Award or Grant: National Institutes of Health (NIH) (R01NS061848, U54NS065768). The Lysosomal Disease Network (U54NS065768), which is part of the National Center for Advancing Translational Sciences (NCATS) Rare Diseases Clinical Research Network (RDCRN). 
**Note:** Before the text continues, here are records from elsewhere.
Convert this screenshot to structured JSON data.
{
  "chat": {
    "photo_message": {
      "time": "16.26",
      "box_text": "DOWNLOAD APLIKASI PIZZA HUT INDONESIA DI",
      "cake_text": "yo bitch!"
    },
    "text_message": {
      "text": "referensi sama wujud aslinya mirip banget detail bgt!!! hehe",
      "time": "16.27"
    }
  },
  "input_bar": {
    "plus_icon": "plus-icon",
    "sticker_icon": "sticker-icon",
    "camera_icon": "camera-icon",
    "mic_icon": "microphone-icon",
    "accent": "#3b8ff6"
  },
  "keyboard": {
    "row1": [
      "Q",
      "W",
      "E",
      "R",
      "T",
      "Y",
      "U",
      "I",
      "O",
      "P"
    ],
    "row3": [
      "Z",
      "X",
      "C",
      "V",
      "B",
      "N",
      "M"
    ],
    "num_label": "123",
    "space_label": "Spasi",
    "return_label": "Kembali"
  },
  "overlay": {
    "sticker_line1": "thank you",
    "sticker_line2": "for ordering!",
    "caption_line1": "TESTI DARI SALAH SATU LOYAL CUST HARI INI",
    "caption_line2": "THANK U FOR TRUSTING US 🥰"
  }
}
Late infantile neuronal ceroid lipofuscinosis (LINCL) is a rare uniformly fatal pediatric neurodegenerative disease resulting from a mutation in the CLN2 gene.  Our work resulted in the creation of the first magnetic resonance imaging (MRI) disease severity score (MRIDSS) combining whole brain measures of the apparent diffusion coefficient (ADC), volume percentage of cerebrospinal fluid (%CSF), and N-acetylaspartate/creatine (NAA/CRE) ratio.  This MRIDSS correlated well with the neurological rating scale also developed at our institution.  This marker is now being used as an outcome measure in a gene therapy trial to treat the disease. 
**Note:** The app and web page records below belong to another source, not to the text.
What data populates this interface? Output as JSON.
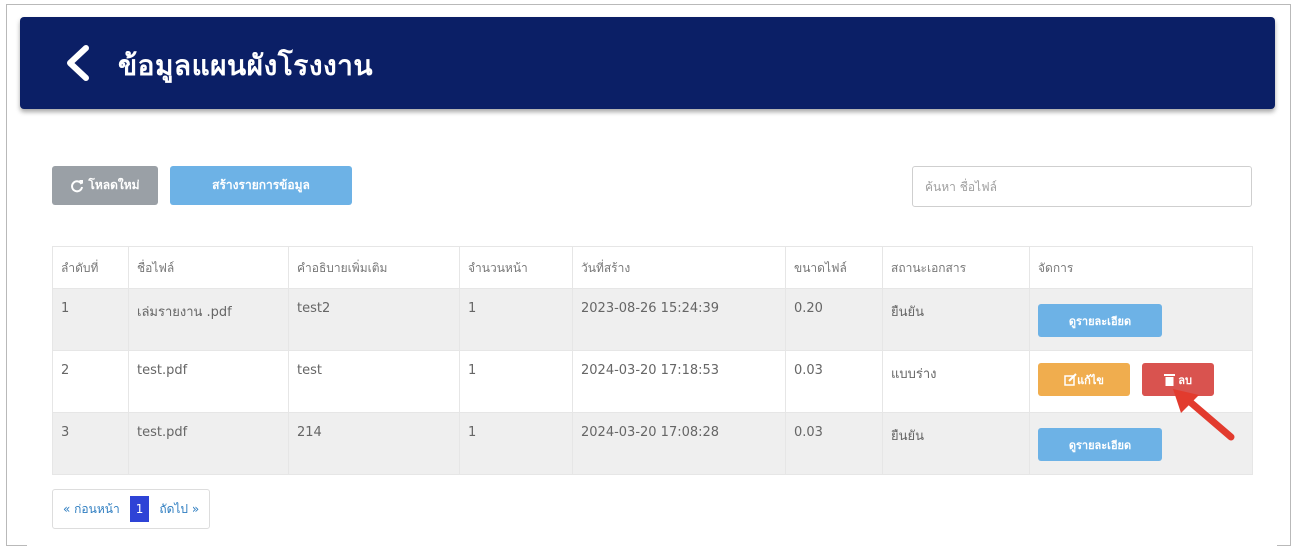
{
  "header": {
    "title": "ข้อมูลแผนผังโรงงาน",
    "background": "#0b1f66"
  },
  "toolbar": {
    "reload_label": "โหลดใหม่",
    "reload_icon": "refresh-icon",
    "create_label": "สร้างรายการข้อมูล",
    "search_placeholder": "ค้นหา ชื่อไฟล์"
  },
  "table": {
    "columns": [
      "ลำดับที่",
      "ชื่อไฟล์",
      "คำอธิบายเพิ่มเติม",
      "จำนวนหน้า",
      "วันที่สร้าง",
      "ขนาดไฟล์",
      "สถานะเอกสาร",
      "จัดการ"
    ],
    "rows": [
      {
        "no": "1",
        "filename": "เล่มรายงาน .pdf",
        "description": "test2",
        "pages": "1",
        "created": "2023-08-26 15:24:39",
        "size": "0.20",
        "status": "ยืนยัน",
        "action": "detail"
      },
      {
        "no": "2",
        "filename": "test.pdf",
        "description": "test",
        "pages": "1",
        "created": "2024-03-20 17:18:53",
        "size": "0.03",
        "status": "แบบร่าง",
        "action": "edit-delete"
      },
      {
        "no": "3",
        "filename": "test.pdf",
        "description": "214",
        "pages": "1",
        "created": "2024-03-20 17:08:28",
        "size": "0.03",
        "status": "ยืนยัน",
        "action": "detail"
      }
    ],
    "detail_label": "ดูรายละเอียด",
    "edit_label": "แก้ไข",
    "delete_label": "ลบ"
  },
  "pager": {
    "prev_label": "« ก่อนหน้า",
    "current": "1",
    "next_label": "ถัดไป »"
  },
  "colors": {
    "primary": "#6db2e6",
    "edit": "#f0ad4e",
    "delete": "#d9534f",
    "annotation_arrow": "#e23b2e"
  }
}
Related Publications: (1) Dyke J.P., et al.,  Assessing Disease Severity in Late Infantile Neuronal Ceroid Lipofuscinosis Using Quantitative Magnetic Resonance Diffusion-Weighted Imaging,  Am. J. Neuroradiol,,  2007: 28:1232-1236. (2) Dyke J.P., et al., Assessment of Disease Severity in Late Infantile Neuronal Ceroid Lipofuscinosis Using Multiparametric Magnetic Resonance Imaging,  Am. J. Neuroradiol.: 2013;34:884-889. (3) Dyke J.P., et al., Brain Region Specific Degeneration with Disease Progression in Late Infantile Neuronal Ceroid Lipofuscinosis (CLN2 Disease), AJNR: 2016;37:1160-1169. (4) Schulz A., et al., A. Study of Intraventricular Cerliponase Alfa for CLN2 Disease, N. Engl. J. Med.: 2018;378:1898-1907. 
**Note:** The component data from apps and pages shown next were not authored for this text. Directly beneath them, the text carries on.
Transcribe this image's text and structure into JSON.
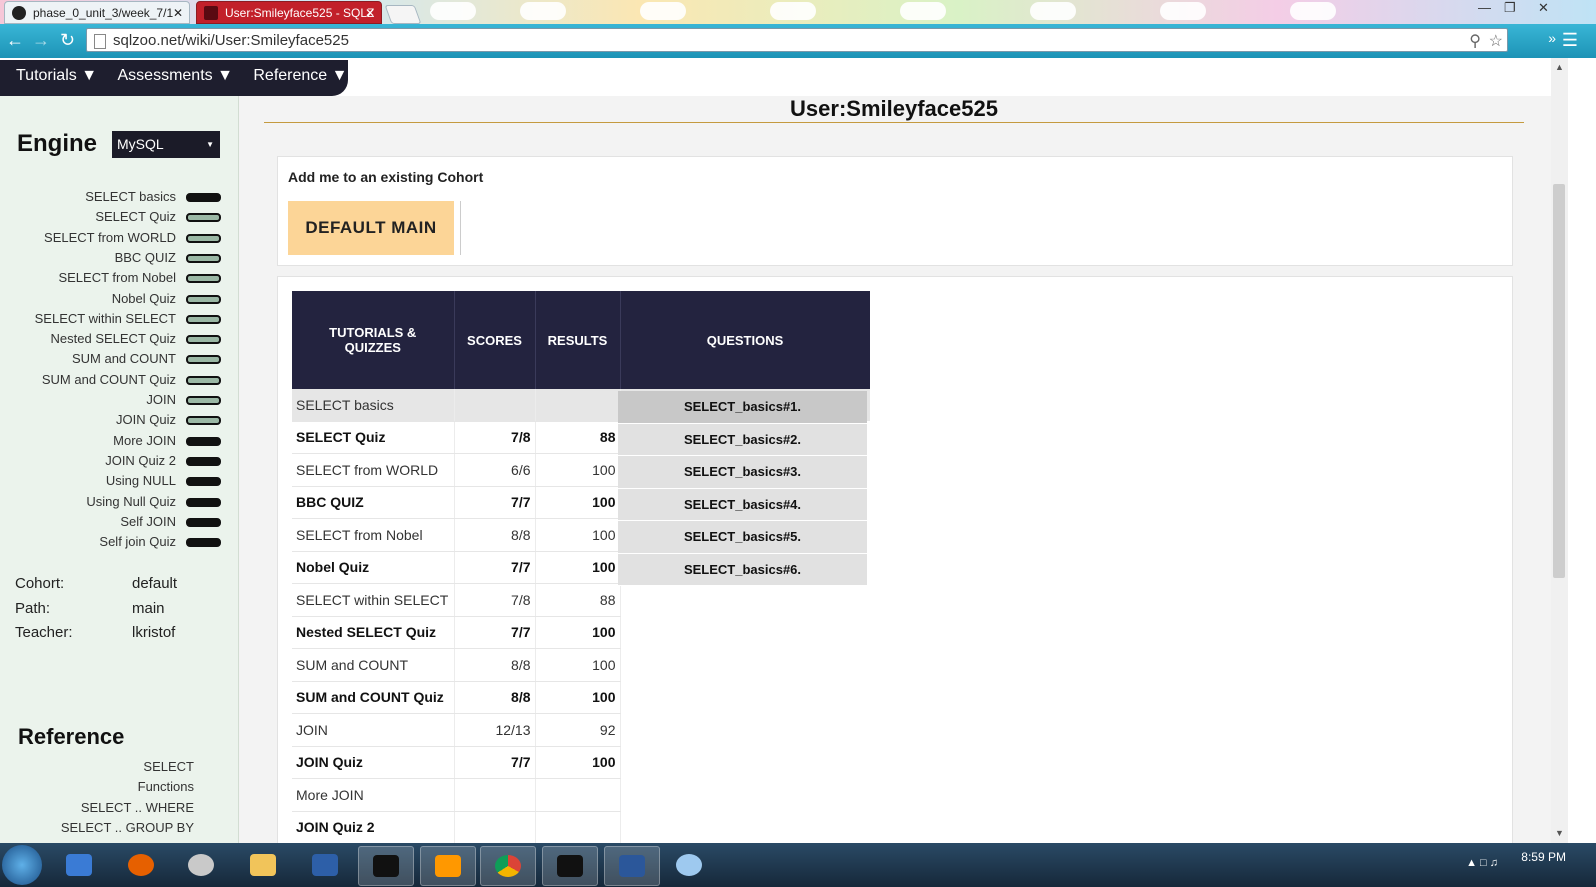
{
  "browser": {
    "tabs": [
      {
        "label": "phase_0_unit_3/week_7/1",
        "close": "✕"
      },
      {
        "label": "User:Smileyface525 - SQLZ",
        "close": "✕"
      }
    ],
    "url": "sqlzoo.net/wiki/User:Smileyface525",
    "window_controls": [
      "—",
      "❐",
      "✕"
    ]
  },
  "site_nav": {
    "items": [
      "Tutorials ▼",
      "Assessments ▼",
      "Reference ▼"
    ]
  },
  "sidebar": {
    "engine_label": "Engine",
    "engine_value": "MySQL",
    "tutorials": [
      {
        "label": "SELECT basics",
        "progress": "full"
      },
      {
        "label": "SELECT Quiz",
        "progress": "partial"
      },
      {
        "label": "SELECT from WORLD",
        "progress": "partial"
      },
      {
        "label": "BBC QUIZ",
        "progress": "partial"
      },
      {
        "label": "SELECT from Nobel",
        "progress": "partial"
      },
      {
        "label": "Nobel Quiz",
        "progress": "partial"
      },
      {
        "label": "SELECT within SELECT",
        "progress": "partial"
      },
      {
        "label": "Nested SELECT Quiz",
        "progress": "partial"
      },
      {
        "label": "SUM and COUNT",
        "progress": "partial"
      },
      {
        "label": "SUM and COUNT Quiz",
        "progress": "partial"
      },
      {
        "label": "JOIN",
        "progress": "partial"
      },
      {
        "label": "JOIN Quiz",
        "progress": "partial"
      },
      {
        "label": "More JOIN",
        "progress": "full"
      },
      {
        "label": "JOIN Quiz 2",
        "progress": "full"
      },
      {
        "label": "Using NULL",
        "progress": "full"
      },
      {
        "label": "Using Null Quiz",
        "progress": "full"
      },
      {
        "label": "Self JOIN",
        "progress": "full"
      },
      {
        "label": "Self join Quiz",
        "progress": "full"
      }
    ],
    "info": [
      {
        "key": "Cohort:",
        "value": "default"
      },
      {
        "key": "Path:",
        "value": "main"
      },
      {
        "key": "Teacher:",
        "value": "lkristof"
      }
    ],
    "reference_title": "Reference",
    "reference_items": [
      "SELECT",
      "Functions",
      "SELECT .. WHERE",
      "SELECT .. GROUP BY"
    ]
  },
  "main": {
    "title": "User:Smileyface525",
    "cohort_label": "Add me to an existing Cohort",
    "cohort_button": "DEFAULT MAIN",
    "table_headers": [
      "TUTORIALS & QUIZZES",
      "SCORES",
      "RESULTS",
      "QUESTIONS"
    ],
    "rows": [
      {
        "name": "SELECT basics",
        "score": "",
        "result": "",
        "bold": false,
        "selected": true
      },
      {
        "name": "SELECT Quiz",
        "score": "7/8",
        "result": "88",
        "bold": true
      },
      {
        "name": "SELECT from WORLD",
        "score": "6/6",
        "result": "100",
        "bold": false
      },
      {
        "name": "BBC QUIZ",
        "score": "7/7",
        "result": "100",
        "bold": true
      },
      {
        "name": "SELECT from Nobel",
        "score": "8/8",
        "result": "100",
        "bold": false
      },
      {
        "name": "Nobel Quiz",
        "score": "7/7",
        "result": "100",
        "bold": true
      },
      {
        "name": "SELECT within SELECT",
        "score": "7/8",
        "result": "88",
        "bold": false
      },
      {
        "name": "Nested SELECT Quiz",
        "score": "7/7",
        "result": "100",
        "bold": true
      },
      {
        "name": "SUM and COUNT",
        "score": "8/8",
        "result": "100",
        "bold": false
      },
      {
        "name": "SUM and COUNT Quiz",
        "score": "8/8",
        "result": "100",
        "bold": true
      },
      {
        "name": "JOIN",
        "score": "12/13",
        "result": "92",
        "bold": false
      },
      {
        "name": "JOIN Quiz",
        "score": "7/7",
        "result": "100",
        "bold": true
      },
      {
        "name": "More JOIN",
        "score": "",
        "result": "",
        "bold": false
      },
      {
        "name": "JOIN Quiz 2",
        "score": "",
        "result": "",
        "bold": true
      }
    ],
    "questions": [
      "SELECT_basics#1.",
      "SELECT_basics#2.",
      "SELECT_basics#3.",
      "SELECT_basics#4.",
      "SELECT_basics#5.",
      "SELECT_basics#6."
    ]
  },
  "taskbar": {
    "time": "8:59 PM"
  },
  "colors": {
    "nav_bg": "#1e1e2e",
    "header_bg": "#23233f",
    "cohort_button": "#fcd597",
    "sidebar_bg": "#ebf3ec",
    "title_rule": "#c49a3f"
  }
}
Weill Cornell Medicine
Department of Radiology
525 East 68th Street New York, NY 10065